Return all the lines below in which the string "content" appears.

::: SOURCE RECORDS :::

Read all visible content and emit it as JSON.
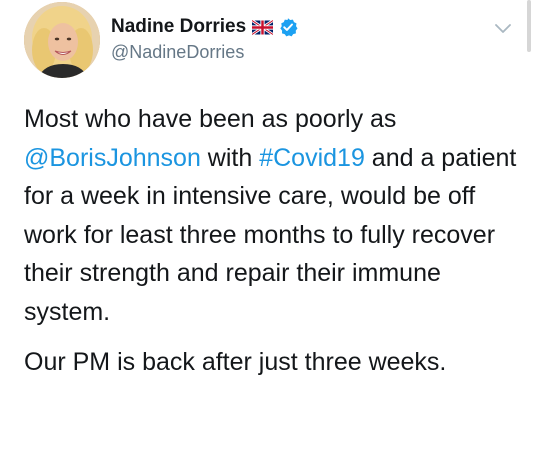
{
  "author": {
    "display_name": "Nadine Dorries",
    "handle": "@NadineDorries",
    "flag": "uk-flag-icon",
    "verified": true
  },
  "tweet": {
    "paragraph1": {
      "t1": "Most who have been as poorly as",
      "mention": "@BorisJohnson",
      "t2": " with ",
      "hashtag": "#Covid19",
      "t3": " and a patient for a week in intensive care, would be off work for least three months to fully recover their strength and repair their immune system."
    },
    "paragraph2": "Our PM is back after just three weeks."
  },
  "colors": {
    "link": "#1b95e0",
    "text": "#14171a",
    "secondary": "#657786",
    "verified": "#1da1f2"
  }
}
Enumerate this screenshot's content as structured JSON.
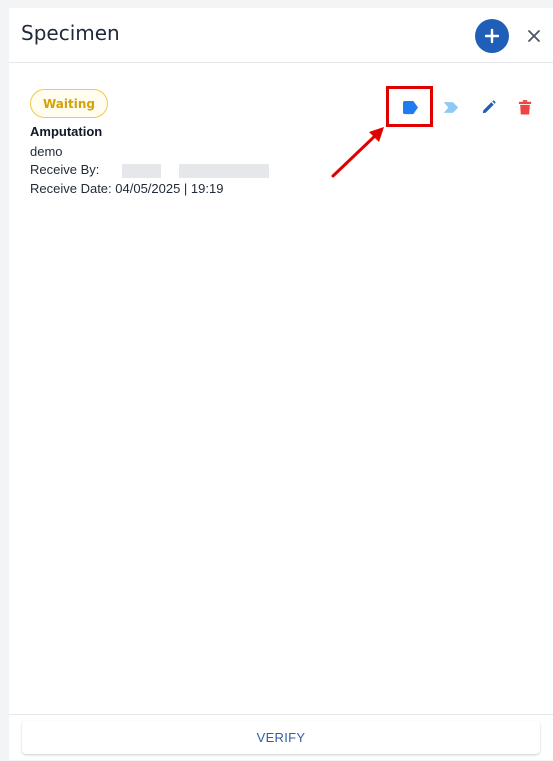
{
  "header": {
    "title": "Specimen",
    "add_icon": "plus-icon",
    "close_icon": "close-icon"
  },
  "specimen": {
    "status": "Waiting",
    "name": "Amputation",
    "note": "demo",
    "receive_by_label": "Receive By:",
    "receive_date_label": "Receive Date: 04/05/2025 | 19:19",
    "actions": [
      "label-tag-icon",
      "next-step-icon",
      "edit-pencil-icon",
      "delete-trash-icon"
    ]
  },
  "footer": {
    "verify_label": "VERIFY"
  },
  "colors": {
    "primary": "#1f5fb7",
    "tag_blue": "#1e7bf0",
    "light_blue": "#8ec9f3",
    "danger": "#ef4444",
    "waiting": "#d4a106",
    "highlight": "#e00000"
  }
}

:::

◆ OUTPUT ◆
Read all visible content and emit it as JSON.
Enumerate this screenshot's content as structured JSON.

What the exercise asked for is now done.